Indicators at a glance - Transport
This section summarises the latest Environmental Health Indicators about transport and health in New Zealand.
Transport can impact on our health through a number of ways: road traffic injuries and deaths, air pollution, noise pollution, greenhouse gas emissions, and barriers to accessing services due to a lack of transport.
Active transport (eg walking and cycling) and public transport have positive health benefits, such as on mental well-being, physical activity and cardiovascular health.
- In 2017, there were about 4.2 million vehicles in New Zealand – the highest number ever.
- New Zealand has one of the highest car ownership rates in the world. In 2017, there were 792 light vehicles per 1,000 people in New Zealand.
|Main mode of transport to work on Census day
- In 2013, 82% of commuters used a car, truck or van as their main mode of transport to work on Census day.
- About 9.7% of commuters used active transport (walking, jogging or cycling). A further 5.7% of commuters used public transport.
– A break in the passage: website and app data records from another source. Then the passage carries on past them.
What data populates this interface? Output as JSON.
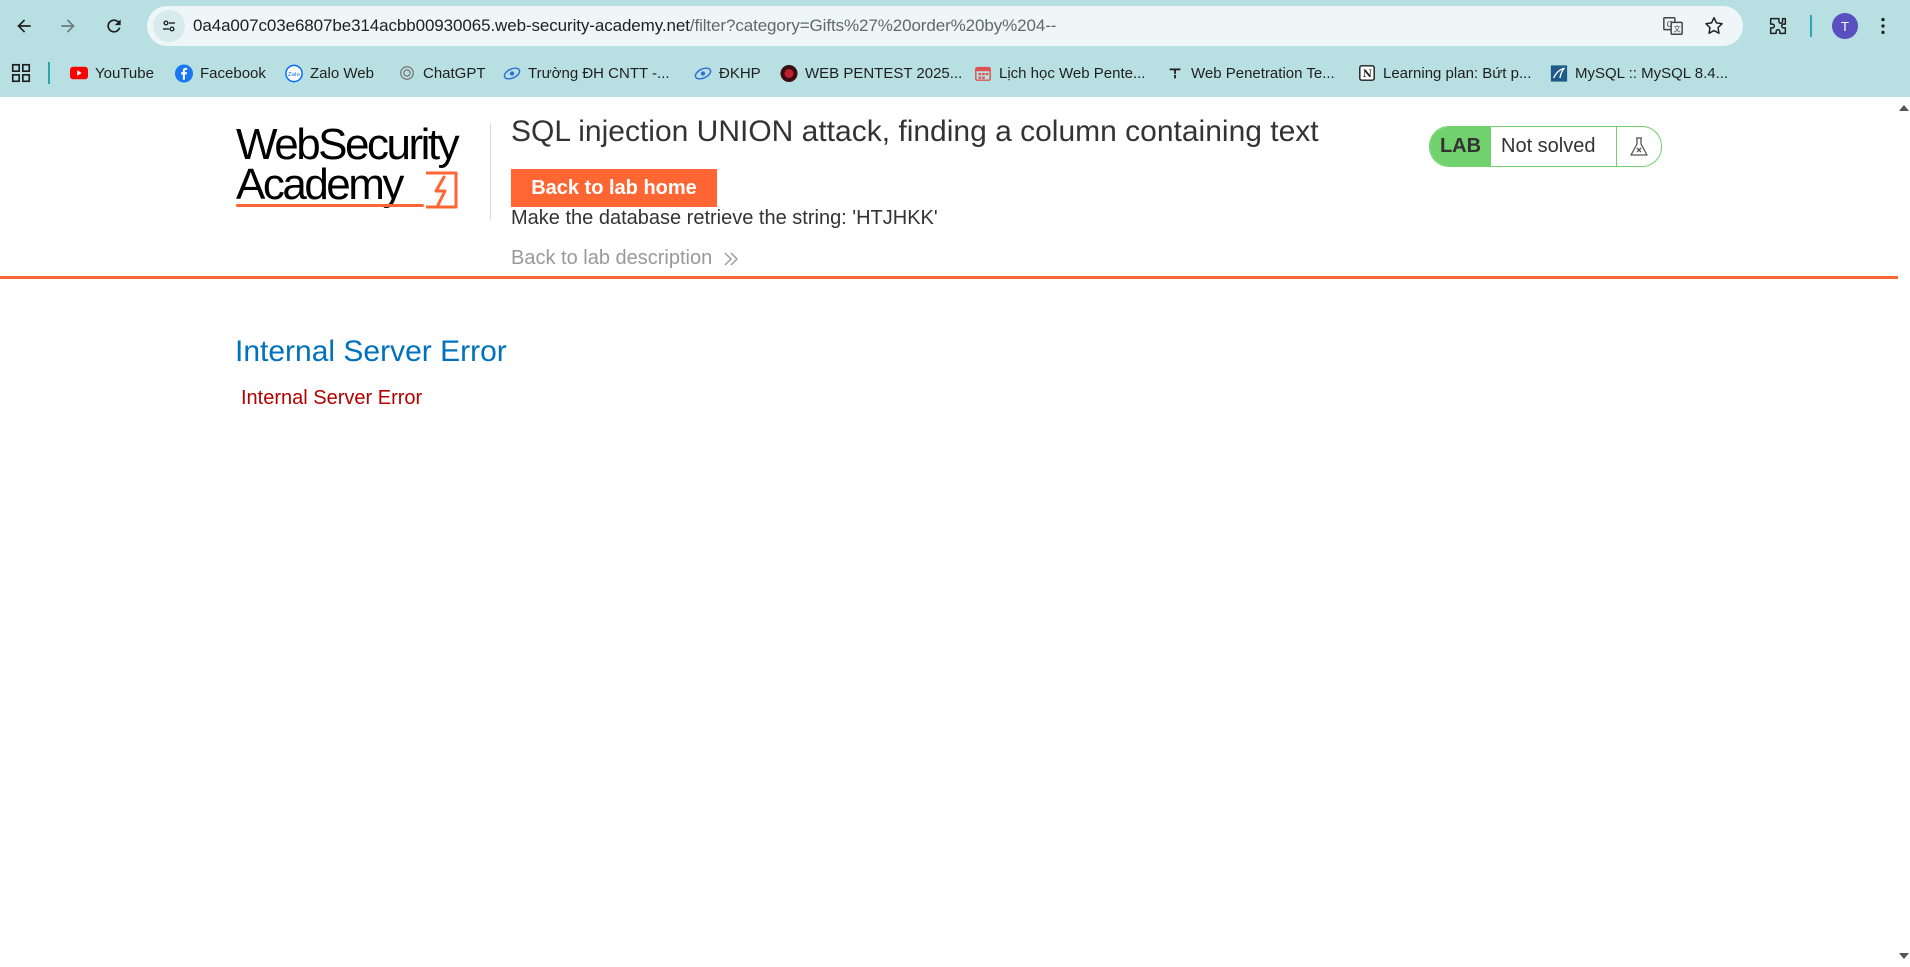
{
  "browser": {
    "url_host": "0a4a007c03e6807be314acbb00930065.web-security-academy.net",
    "url_path": "/filter?category=Gifts%27%20order%20by%204--",
    "profile_initial": "T",
    "bookmarks": [
      {
        "label": "YouTube",
        "icon": "youtube-icon"
      },
      {
        "label": "Facebook",
        "icon": "facebook-icon"
      },
      {
        "label": "Zalo Web",
        "icon": "zalo-icon"
      },
      {
        "label": "ChatGPT",
        "icon": "chatgpt-icon"
      },
      {
        "label": "Trường ĐH CNTT -...",
        "icon": "uit-icon"
      },
      {
        "label": "ĐKHP",
        "icon": "uit-icon"
      },
      {
        "label": "WEB PENTEST 2025...",
        "icon": "pentest-icon"
      },
      {
        "label": "Lịch học Web Pente...",
        "icon": "calendar-icon"
      },
      {
        "label": "Web Penetration Te...",
        "icon": "portswigger-icon"
      },
      {
        "label": "Learning plan: Bứt p...",
        "icon": "notion-icon"
      },
      {
        "label": "MySQL :: MySQL 8.4...",
        "icon": "mysql-icon"
      }
    ]
  },
  "header": {
    "logo_line1": "WebSecurity",
    "logo_line2": "Academy",
    "lab_title": "SQL injection UNION attack, finding a column containing text",
    "back_home_label": "Back to lab home",
    "objective": "Make the database retrieve the string: 'HTJHKK'",
    "back_description_label": "Back to lab description",
    "status_badge": "LAB",
    "status_text": "Not solved"
  },
  "main": {
    "error_heading": "Internal Server Error",
    "error_message": "Internal Server Error"
  },
  "colors": {
    "accent": "#ff6633",
    "lab_green": "#70d16d",
    "error_heading": "#0071bc",
    "error_text": "#b30000",
    "chrome_bg": "#b8e0e2"
  }
}
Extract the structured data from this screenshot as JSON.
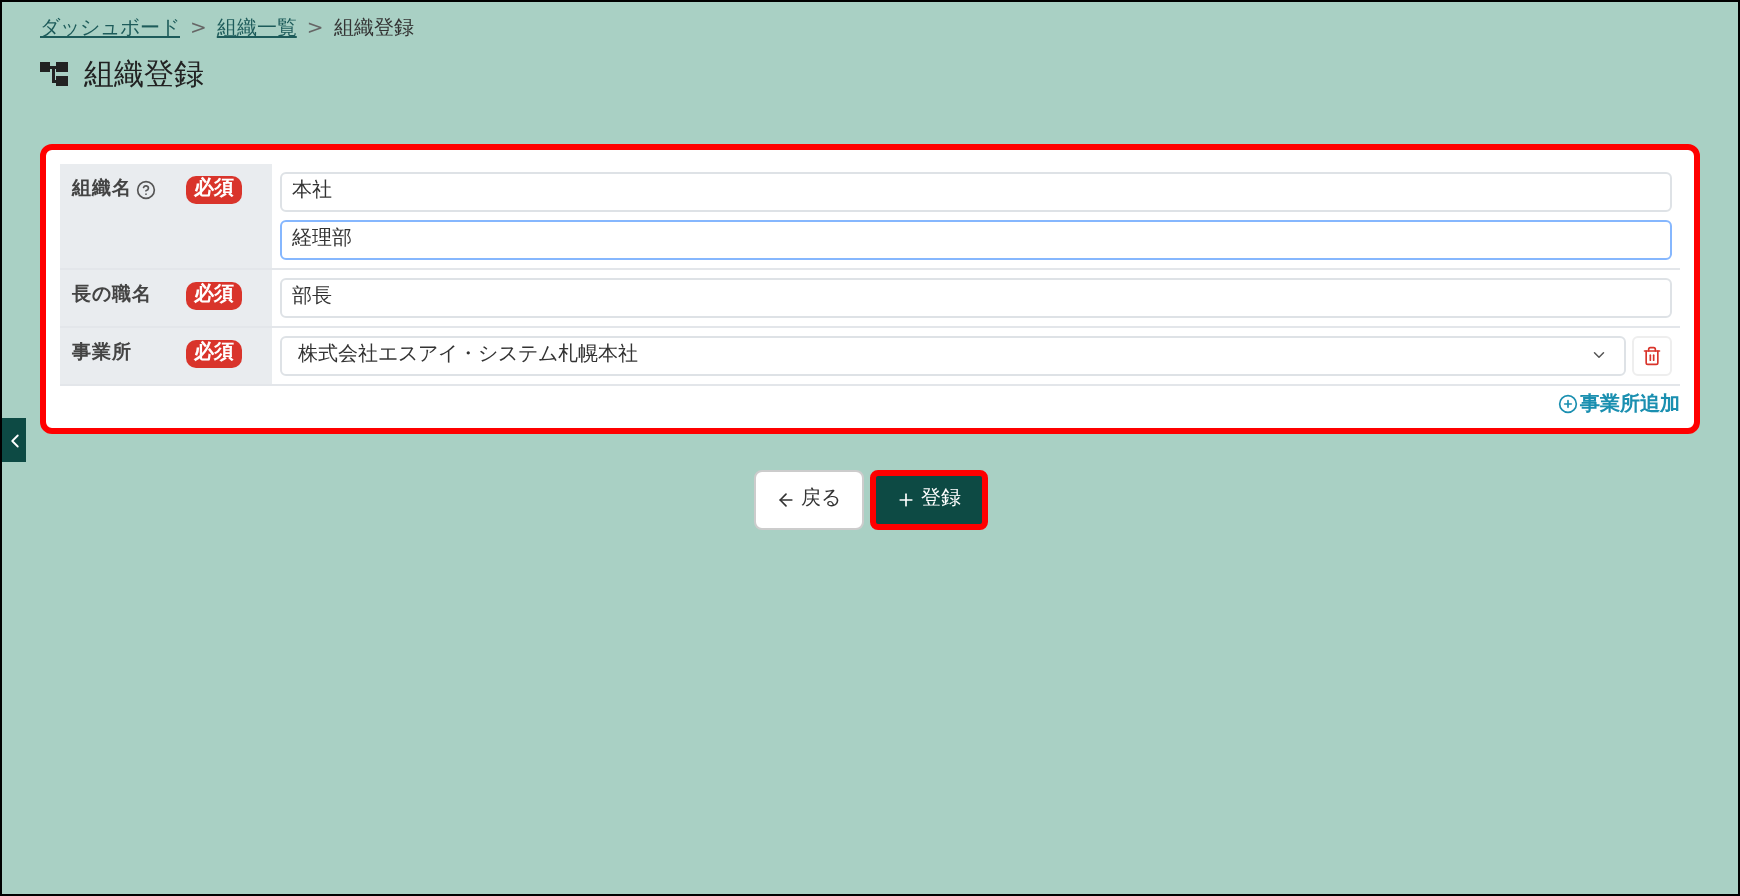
{
  "breadcrumb": [
    {
      "label": "ダッシュボード",
      "link": true
    },
    {
      "label": "組織一覧",
      "link": true
    },
    {
      "label": "組織登録",
      "link": false
    }
  ],
  "breadcrumb_separator": ">",
  "page_title": "組織登録",
  "form": {
    "highlighted": true,
    "rows": [
      {
        "label": "組織名",
        "help": true,
        "badge": "必須",
        "kind": "inputs",
        "fields": [
          {
            "value": "本社",
            "focused": false
          },
          {
            "value": "経理部",
            "focused": true
          }
        ]
      },
      {
        "label": "長の職名",
        "help": false,
        "badge": "必須",
        "kind": "inputs",
        "fields": [
          {
            "value": "部長",
            "focused": false
          }
        ]
      },
      {
        "label": "事業所",
        "help": false,
        "badge": "必須",
        "kind": "select",
        "value": "株式会社エスアイ・システム札幌本社"
      }
    ],
    "add_link": "事業所追加"
  },
  "buttons": [
    {
      "label": "戻る",
      "kind": "back",
      "highlighted": false
    },
    {
      "label": "登録",
      "kind": "submit",
      "highlighted": true
    }
  ]
}
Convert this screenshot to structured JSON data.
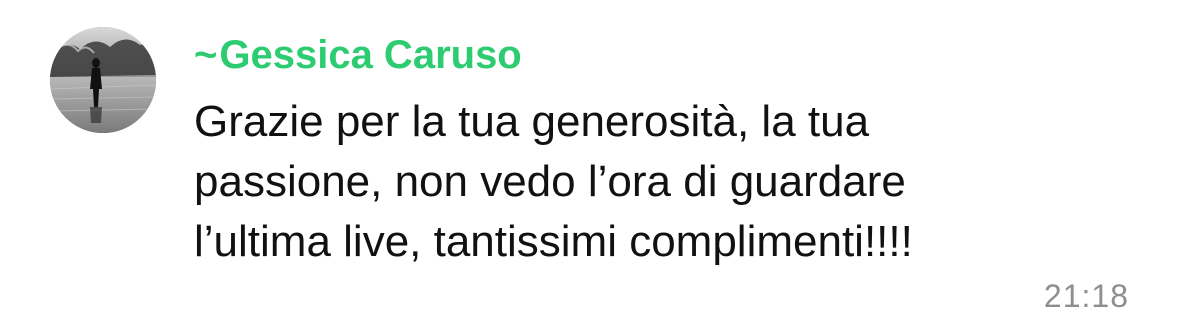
{
  "message": {
    "sender_prefix": "~",
    "sender_name": "Gessica Caruso",
    "sender_color": "#2ecc71",
    "text_lines": [
      "Grazie per la tua generosità, la tua",
      "passione, non vedo l’ora di guardare",
      "l’ultima live, tantissimi complimenti!!!!"
    ],
    "timestamp": "21:18",
    "avatar_icon": "profile-photo-person-by-water"
  }
}
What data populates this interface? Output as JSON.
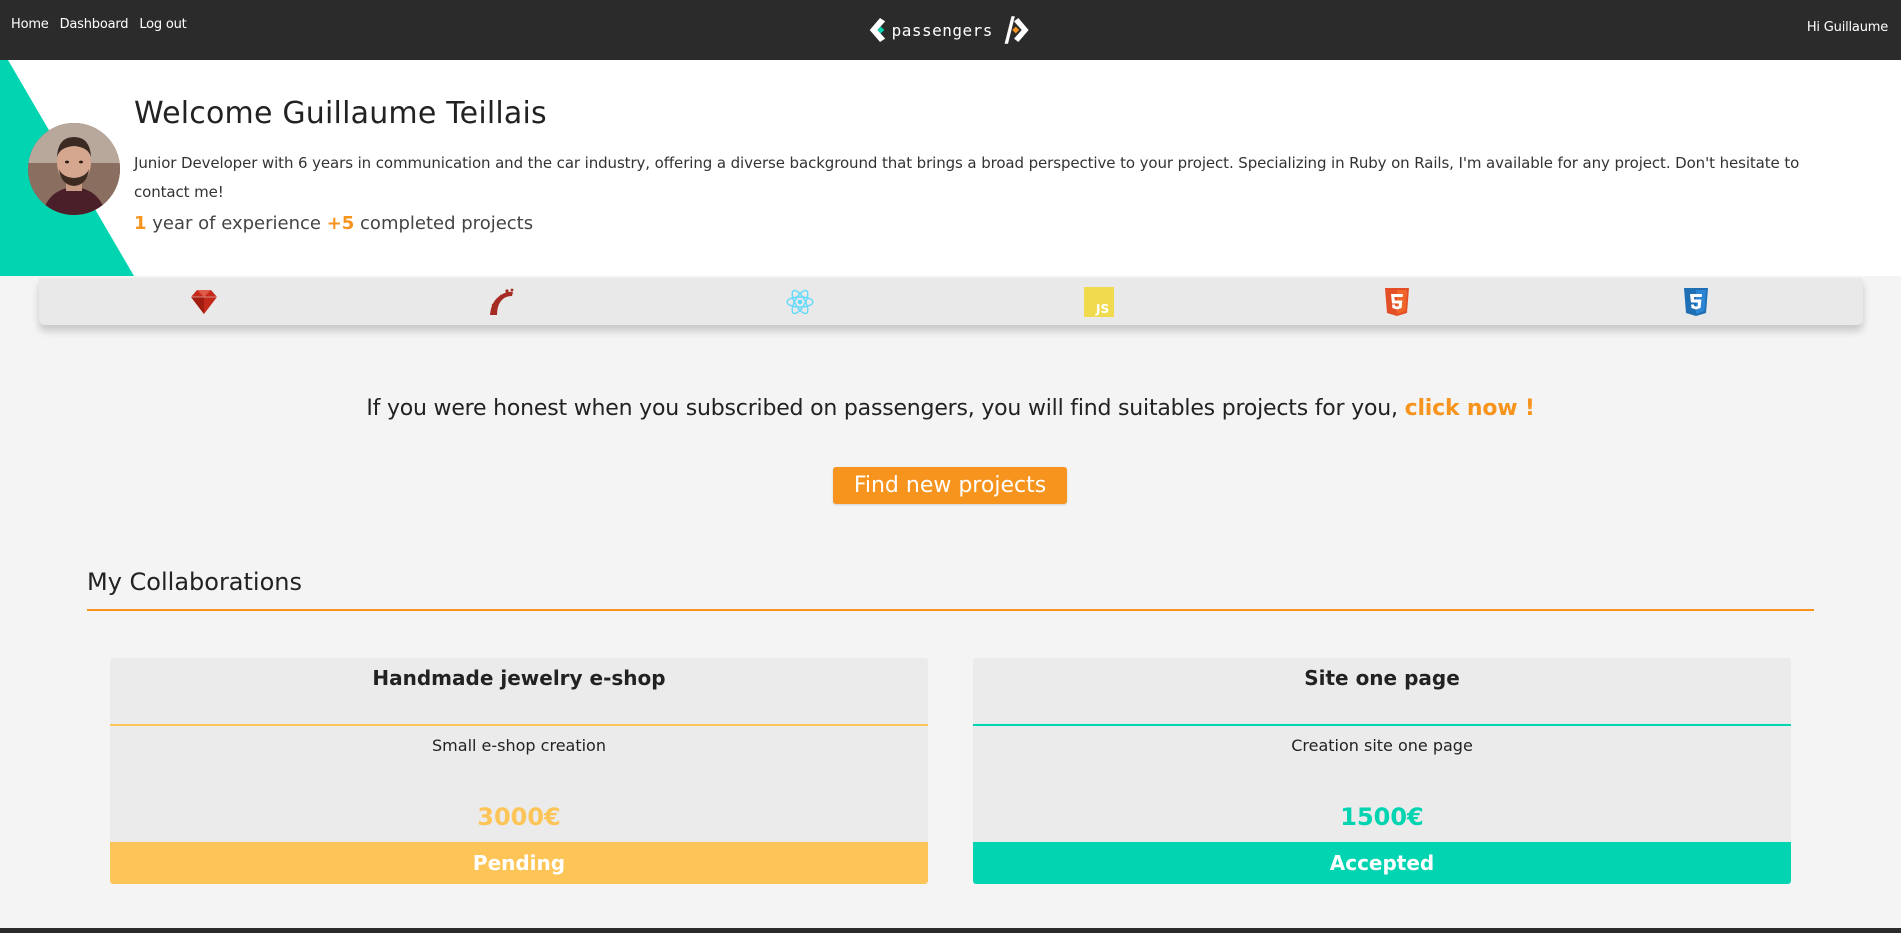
{
  "nav": {
    "links": [
      "Home",
      "Dashboard",
      "Log out"
    ],
    "logo_text": "passengers",
    "greeting": "Hi Guillaume"
  },
  "profile": {
    "welcome": "Welcome Guillaume Teillais",
    "bio": "Junior Developer with 6 years in communication and the car industry, offering a diverse background that brings a broad perspective to your project. Specializing in Ruby on Rails, I'm available for any project. Don't hesitate to contact me!",
    "experience_value": "1",
    "experience_text": " year of experience ",
    "projects_value": "+5",
    "projects_text": " completed projects"
  },
  "skills": [
    {
      "icon": "ruby-icon",
      "color": "#b52a1c"
    },
    {
      "icon": "rails-icon",
      "color": "#a62c23"
    },
    {
      "icon": "react-icon",
      "color": "#61dafb"
    },
    {
      "icon": "javascript-icon",
      "color": "#f0db4f"
    },
    {
      "icon": "html5-icon",
      "color": "#e34f26"
    },
    {
      "icon": "css3-icon",
      "color": "#1f6fb5"
    }
  ],
  "cta": {
    "text": "If you were honest when you subscribed on passengers, you will find suitables projects for you, ",
    "link": "click now !",
    "button": "Find new projects"
  },
  "collaborations": {
    "title": "My Collaborations",
    "items": [
      {
        "title": "Handmade jewelry e-shop",
        "description": "Small e-shop creation",
        "price": "3000€",
        "status": "Pending",
        "color": "#fdc557"
      },
      {
        "title": "Site one page",
        "description": "Creation site one page",
        "price": "1500€",
        "status": "Accepted",
        "color": "#00d4b0"
      }
    ]
  },
  "colors": {
    "accent": "#f7941d",
    "teal": "#00d4b0",
    "navbar": "#2b2b2b"
  }
}
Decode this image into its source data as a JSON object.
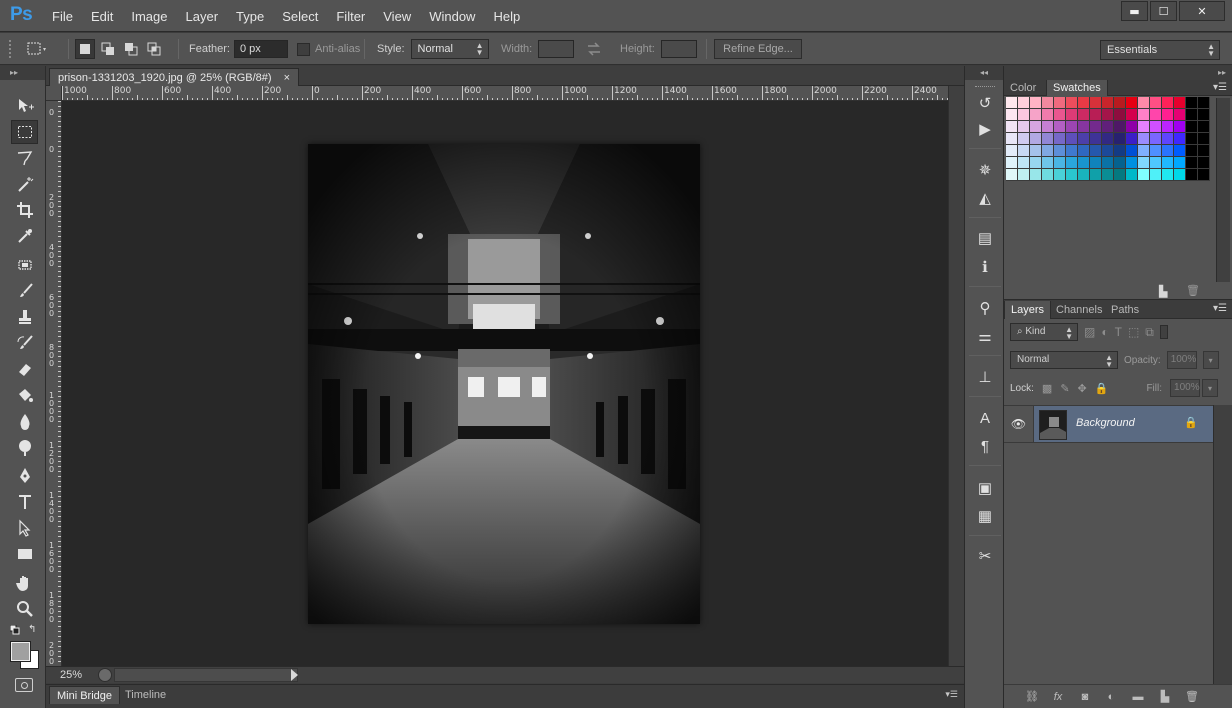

- There has been no change in the combined use of active or public transport to work from 2001 (15.4%) to 2013 (15.4%).
- Wellington and Nelson regions have the highest use of active and public transport to work.
|Household travel time by mode of transport
- In 2011–14, New Zealanders spent 79% of their travel time in motor vehicles (cars, vans or motorcycles). About 15% of travel time was spent walking or cycling. A further 4% was spent on public transport.
- There has been little change over time in the proportion of time spent on different transport modes.
- Active transport was used most in the Otago, Gisborne, Wellington and Nelson/Marlborough/Tasman regions.
- Public transport was used the most in Wellington, Auckland and Southland.
|Active transport to and from school
- The percentage of children walking to school dropped from 42% in 1989/90 to 29% in 2010–14. For cycling, the percentage dropped from 12% in 1989/90 to 2% in 2010–14.
- In 2016/17, 44.5% of children aged 5–14 years used active transport to and from school. There has been no major change since 2006/07.
- Children in Northland and Wairarapa District Health Boards (DHBs) had a lower use of active transport to school than the national rate in 2011–15.
|Unmet need for GP services due to lack of transport
- In 2016/17, 2.6% of children and 3.2% of adults had a medical problem but did not visit a GP due to a lack of transport, in the past 12 months.
- There has been little change in these rates since 2011/12.
- There were higher rates of this unmet need in Māori (7.5% of adults and 4.8% of children), Pacific (7.8% of adults and 4.5% of children) and people living in high deprivation areas (4.8% of children and 7.2% of adults).
- Rates of unmet GP need due to a lack of transport were higher in Hawke's Bay, Hutt and Counties Manukau DHBs in 2011–14.
|Road traffic injury deaths and hospitalisations
- The number of road traffic injury deaths increased from 2013 (253 deaths) to 2017 (379 deaths).
- Motorcyclists were at a higher risk of traffic injury deaths and hospitalisations per time spent travelling.
- Males, young people aged 15–24 years, Māori, and people living in more deprived areas generally had higher rates of traffic injury deaths and hospitalisations.
- West Coast, Tairawhiti and South Canterbury DHBs had the highest mortality rates for traffic injury in 2009-2014. In 2016, the highest hospitalisation rates for traffic injuries were in Northland and Tairawhiti DHBs.
- The number of traffic injury deaths for children aged 0-14 years decreased from 2007 (30 deaths) to 2014 (13 deaths).
|Health burden due to road transport
Road transport was estimated to be responsible for 650 deaths in New Zealand in 2012.
These deaths included:
- 308 deaths due to traffic crashes
- 218 deaths due to particulate matter (PM10)
- 65 deaths due to nitrogen dioxide exposure
- 59 deaths due to noise pollution.